"unfortunately all of us tend to throw the kitchen sink at it from a cause of action
standpoint; and if you can not differentiate between those, then you're entitled to claim
that under—in this case, the claim of lien, the cause of action." The Sabatinos' attorney
also testified, stating that "to the greater extent I was not able to determine based on the
billing time entries how to differentiate the various counts."
Crown now challenges the award of attorney's fees and costs.
It appears that several efforts were made to resolve the construction lien
claim before trial on the same basis on which it was ultimately decided. We note that
the pretrial resolution of this claim would have resulted in a significantly reduced award
of attorney's fees.
"[T]he party seeking fees has the burden to allocate them to the issues for
which fees are awardable or to show that the issues were so intertwined that allocation
is not feasible." Lubkey v. Compuvac Sys., Inc., 857 So. 2d 966, 968 (Fla. 2d DCA
2003); see also Ocean Club Cmty. Ass'n v. Curtis, 935 So. 2d 513, 517 (Fla. 3d DCA
2006) (holding that the party seeking an award of attorney's fees "bears 'an affirmative
burden to demonstrate what portion of the effort was expended on the claim which
allowed attorney’s fees,' " (quoting Rockledge Mall Assocs., Ltd. v. Custom Fences of
Brevard, Inc., 779 So. 2d 558, 559 (Fla. 5th DCA 2001))). We review whether the
multiple claims are separate or intertwined under the de novo standard of review.

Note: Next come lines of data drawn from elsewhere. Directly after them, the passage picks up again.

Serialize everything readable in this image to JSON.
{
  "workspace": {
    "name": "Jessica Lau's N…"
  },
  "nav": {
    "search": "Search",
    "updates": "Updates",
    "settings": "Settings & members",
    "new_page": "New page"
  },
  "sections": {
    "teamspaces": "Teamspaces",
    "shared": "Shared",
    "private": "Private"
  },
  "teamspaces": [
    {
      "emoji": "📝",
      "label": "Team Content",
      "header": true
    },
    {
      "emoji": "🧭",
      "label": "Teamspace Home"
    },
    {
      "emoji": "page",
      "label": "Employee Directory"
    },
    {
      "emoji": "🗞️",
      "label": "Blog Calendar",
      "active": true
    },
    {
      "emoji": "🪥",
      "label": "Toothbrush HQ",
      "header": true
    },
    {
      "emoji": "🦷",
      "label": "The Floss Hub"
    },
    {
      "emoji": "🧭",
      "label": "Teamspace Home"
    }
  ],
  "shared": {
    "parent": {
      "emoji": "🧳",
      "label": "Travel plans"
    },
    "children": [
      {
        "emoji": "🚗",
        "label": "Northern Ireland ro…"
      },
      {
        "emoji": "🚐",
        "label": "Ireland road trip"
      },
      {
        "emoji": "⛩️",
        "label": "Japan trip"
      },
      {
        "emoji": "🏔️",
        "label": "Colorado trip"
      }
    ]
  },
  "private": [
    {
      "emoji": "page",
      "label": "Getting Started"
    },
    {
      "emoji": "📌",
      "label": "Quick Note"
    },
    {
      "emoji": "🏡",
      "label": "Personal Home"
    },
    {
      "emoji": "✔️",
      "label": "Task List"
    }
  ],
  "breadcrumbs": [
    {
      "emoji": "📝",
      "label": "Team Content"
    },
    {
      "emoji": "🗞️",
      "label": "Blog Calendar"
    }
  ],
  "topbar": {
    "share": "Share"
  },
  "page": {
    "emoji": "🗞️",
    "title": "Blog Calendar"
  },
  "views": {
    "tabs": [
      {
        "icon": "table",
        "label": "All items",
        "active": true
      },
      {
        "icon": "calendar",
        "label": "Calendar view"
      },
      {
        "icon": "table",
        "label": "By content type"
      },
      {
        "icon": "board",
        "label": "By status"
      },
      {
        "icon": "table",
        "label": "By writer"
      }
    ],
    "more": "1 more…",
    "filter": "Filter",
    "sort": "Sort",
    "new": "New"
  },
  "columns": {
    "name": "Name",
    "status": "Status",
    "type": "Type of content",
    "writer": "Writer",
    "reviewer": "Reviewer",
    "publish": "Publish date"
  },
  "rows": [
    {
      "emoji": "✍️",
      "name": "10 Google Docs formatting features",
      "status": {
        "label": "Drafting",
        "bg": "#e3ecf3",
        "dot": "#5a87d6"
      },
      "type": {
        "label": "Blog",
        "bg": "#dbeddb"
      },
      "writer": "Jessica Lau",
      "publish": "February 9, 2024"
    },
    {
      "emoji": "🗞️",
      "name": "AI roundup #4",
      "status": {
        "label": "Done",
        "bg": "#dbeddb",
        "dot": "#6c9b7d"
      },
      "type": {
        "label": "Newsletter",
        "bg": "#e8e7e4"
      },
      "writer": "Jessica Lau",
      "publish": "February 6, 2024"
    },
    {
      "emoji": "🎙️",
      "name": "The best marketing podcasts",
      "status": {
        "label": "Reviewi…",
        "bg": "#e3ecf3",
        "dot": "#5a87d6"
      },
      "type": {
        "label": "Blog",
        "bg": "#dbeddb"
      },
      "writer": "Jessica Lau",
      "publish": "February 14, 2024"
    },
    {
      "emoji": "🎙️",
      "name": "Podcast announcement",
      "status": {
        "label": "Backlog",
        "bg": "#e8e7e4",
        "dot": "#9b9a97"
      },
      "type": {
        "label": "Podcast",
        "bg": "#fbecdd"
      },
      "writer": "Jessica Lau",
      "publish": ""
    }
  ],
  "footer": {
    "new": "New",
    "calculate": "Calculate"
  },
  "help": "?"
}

See
Ocean Club, 935 So. 2d at 516.
Here the trial court made no factual findings to support its legal conclusion
that the counts were so intertwined as to make individual allocation of fees unfeasible.
Additionally, the limited record before this court does not enable us to resolve that issue
despite the scope of our review. Although the billing expert opined that the counts were
sufficiently intertwined, "[t]he expert's opinion, lacking any factual foundation, was not
competent proof." Lubkey, 857 So. 2d at 968. Therefore, on this record, we cannot
sustain the fee order.
Crown also challenges the award of any costs it claims were not directly
linked to the construction lien count. During the pendency of this appeal, the Supreme
Court of Florida issued its opinion in Trytek v. Gale Industries, Inc., 3 So. 3d 1194 (Fla.
2009). In Trytek, one party prevailed on a construction lien by stipulation before trial but
lost on the sole issue argued at trial. Id. at 1196-97. Each party subsequently claimed
it was the "prevailing party" for the purpose of determining fees "as part of the prevailing
party's costs," pursuant to section 713.29, Florida Statutes (2005). Id. at 1197. The trial
court applied the "significant issues" test set forth in Prosperi v. Code, Inc., 626 So. 2d
1360 (Fla. 1993), and determined that the party that won the issue argued at trial was
the "prevailing party." Trytek, 3 So. 3d at 1197. The Fifth District reversed, certifying a
question of great public importance. Id. at 1198. On review, the supreme court
quashed the Fifth District's opinion and approved the trial court's use of the Prosperi
"significant issues" test to determine the issue of "prevailing party." Trytek, 3 So. 3d at
1204. In this case, Trytek may impact the trial court's determination of "prevailing party"
and, thus, the propriety of taxation of costs and fees on either party. Therefore, we
must also reverse the award of costs.
Accordingly, we reverse the order on appeal in its entirety. On remand,
the trial court shall hold a new hearing to consider both the application of Trytek to the
facts of the case and to determine whether allocation of fees was appropriate. The trial
court shall make appropriate factual findings to support its conclusions regarding these
matters to ensure a complete record for appellate review. We caution that "[r]egardless
of the expertise of the witness, generally, and his familiarity with legal concepts relating
to his specific field of expertise, it is not the function of the expert witness to draw legal
conclusions. That determination is reserved to the trial court." Palm Beach County v.
Town of Palm Beach, 426 So. 2d 1063, 1070 (Fla. 4th DCA 1983).
Reversed and remanded with instructions.
SILBERMAN and CRENSHAW, JJ., Concur.